### EXERCISE OBJECTIVE
State how many lines in the entries below include the string "price", and give nothing beyond that number.

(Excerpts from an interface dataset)

•••••

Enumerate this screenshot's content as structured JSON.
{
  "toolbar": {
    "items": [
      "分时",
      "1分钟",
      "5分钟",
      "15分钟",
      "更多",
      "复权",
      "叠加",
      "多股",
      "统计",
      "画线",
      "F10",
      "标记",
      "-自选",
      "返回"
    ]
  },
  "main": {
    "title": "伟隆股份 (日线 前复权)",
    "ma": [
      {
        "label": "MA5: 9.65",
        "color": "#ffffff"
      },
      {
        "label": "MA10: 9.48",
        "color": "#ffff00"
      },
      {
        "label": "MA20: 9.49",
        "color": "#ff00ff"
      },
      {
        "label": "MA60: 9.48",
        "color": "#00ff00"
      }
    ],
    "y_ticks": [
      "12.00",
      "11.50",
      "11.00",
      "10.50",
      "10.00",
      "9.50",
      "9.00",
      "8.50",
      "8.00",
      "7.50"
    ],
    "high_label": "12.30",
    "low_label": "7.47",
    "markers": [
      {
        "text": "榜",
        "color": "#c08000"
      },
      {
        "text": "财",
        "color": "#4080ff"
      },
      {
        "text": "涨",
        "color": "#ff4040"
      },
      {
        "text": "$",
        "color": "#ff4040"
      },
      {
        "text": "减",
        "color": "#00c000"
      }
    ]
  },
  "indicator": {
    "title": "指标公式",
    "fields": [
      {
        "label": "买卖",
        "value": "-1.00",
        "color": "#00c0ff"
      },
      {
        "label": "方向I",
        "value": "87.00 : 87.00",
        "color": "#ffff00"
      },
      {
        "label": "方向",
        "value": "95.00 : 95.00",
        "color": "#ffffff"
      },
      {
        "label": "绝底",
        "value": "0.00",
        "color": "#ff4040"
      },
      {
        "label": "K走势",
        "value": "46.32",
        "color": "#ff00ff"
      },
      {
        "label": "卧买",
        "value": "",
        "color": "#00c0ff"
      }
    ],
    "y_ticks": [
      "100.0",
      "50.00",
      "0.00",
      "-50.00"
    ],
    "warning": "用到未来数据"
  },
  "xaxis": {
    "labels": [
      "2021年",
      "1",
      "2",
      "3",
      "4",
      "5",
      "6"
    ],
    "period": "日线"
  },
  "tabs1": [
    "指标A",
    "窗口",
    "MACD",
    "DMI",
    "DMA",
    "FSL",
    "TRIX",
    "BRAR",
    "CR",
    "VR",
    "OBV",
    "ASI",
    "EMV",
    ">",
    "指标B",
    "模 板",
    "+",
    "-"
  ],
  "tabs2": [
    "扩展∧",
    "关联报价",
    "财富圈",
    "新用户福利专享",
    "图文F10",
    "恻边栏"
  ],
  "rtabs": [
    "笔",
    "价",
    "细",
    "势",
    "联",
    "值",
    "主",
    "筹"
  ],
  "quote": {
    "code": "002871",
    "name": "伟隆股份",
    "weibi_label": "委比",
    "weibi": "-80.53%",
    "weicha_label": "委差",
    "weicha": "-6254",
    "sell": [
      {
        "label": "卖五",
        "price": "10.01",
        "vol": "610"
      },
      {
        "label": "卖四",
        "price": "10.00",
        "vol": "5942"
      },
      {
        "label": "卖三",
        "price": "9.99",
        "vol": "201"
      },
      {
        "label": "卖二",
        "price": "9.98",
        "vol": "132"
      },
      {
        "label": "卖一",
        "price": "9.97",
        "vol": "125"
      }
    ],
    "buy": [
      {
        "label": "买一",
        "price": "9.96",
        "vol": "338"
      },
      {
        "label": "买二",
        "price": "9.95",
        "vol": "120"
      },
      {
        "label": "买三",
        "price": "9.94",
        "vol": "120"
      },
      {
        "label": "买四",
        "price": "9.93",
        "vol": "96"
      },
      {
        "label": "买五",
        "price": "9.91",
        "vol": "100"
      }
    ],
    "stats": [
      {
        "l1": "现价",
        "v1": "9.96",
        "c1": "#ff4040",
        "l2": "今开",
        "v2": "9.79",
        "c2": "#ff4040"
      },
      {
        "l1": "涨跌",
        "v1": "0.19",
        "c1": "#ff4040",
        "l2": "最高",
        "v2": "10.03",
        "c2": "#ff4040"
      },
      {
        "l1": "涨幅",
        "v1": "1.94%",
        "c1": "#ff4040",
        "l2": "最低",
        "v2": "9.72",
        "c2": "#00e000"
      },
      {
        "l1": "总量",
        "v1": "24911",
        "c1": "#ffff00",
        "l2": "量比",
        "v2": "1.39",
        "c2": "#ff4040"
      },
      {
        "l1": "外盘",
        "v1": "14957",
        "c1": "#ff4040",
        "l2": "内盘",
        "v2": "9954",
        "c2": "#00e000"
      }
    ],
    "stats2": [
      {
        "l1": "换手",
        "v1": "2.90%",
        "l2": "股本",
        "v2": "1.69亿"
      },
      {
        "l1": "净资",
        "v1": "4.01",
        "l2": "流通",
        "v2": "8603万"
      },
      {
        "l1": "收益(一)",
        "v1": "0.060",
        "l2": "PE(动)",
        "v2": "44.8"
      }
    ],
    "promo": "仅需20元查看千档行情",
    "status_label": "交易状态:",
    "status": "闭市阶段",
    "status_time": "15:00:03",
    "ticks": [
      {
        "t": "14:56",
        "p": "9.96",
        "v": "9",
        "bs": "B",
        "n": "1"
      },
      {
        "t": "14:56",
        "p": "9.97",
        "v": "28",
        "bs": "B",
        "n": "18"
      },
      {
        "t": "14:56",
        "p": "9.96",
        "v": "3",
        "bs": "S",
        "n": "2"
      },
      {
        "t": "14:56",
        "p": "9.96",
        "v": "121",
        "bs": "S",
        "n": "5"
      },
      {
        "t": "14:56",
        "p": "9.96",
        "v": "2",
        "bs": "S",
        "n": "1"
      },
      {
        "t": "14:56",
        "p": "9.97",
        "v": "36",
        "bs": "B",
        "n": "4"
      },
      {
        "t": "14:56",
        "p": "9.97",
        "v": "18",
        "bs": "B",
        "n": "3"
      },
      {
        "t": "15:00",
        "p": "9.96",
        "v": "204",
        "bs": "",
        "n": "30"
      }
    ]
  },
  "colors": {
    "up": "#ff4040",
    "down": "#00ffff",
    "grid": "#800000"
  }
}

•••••

### RESPONSE FOR THIS EXERCISE
10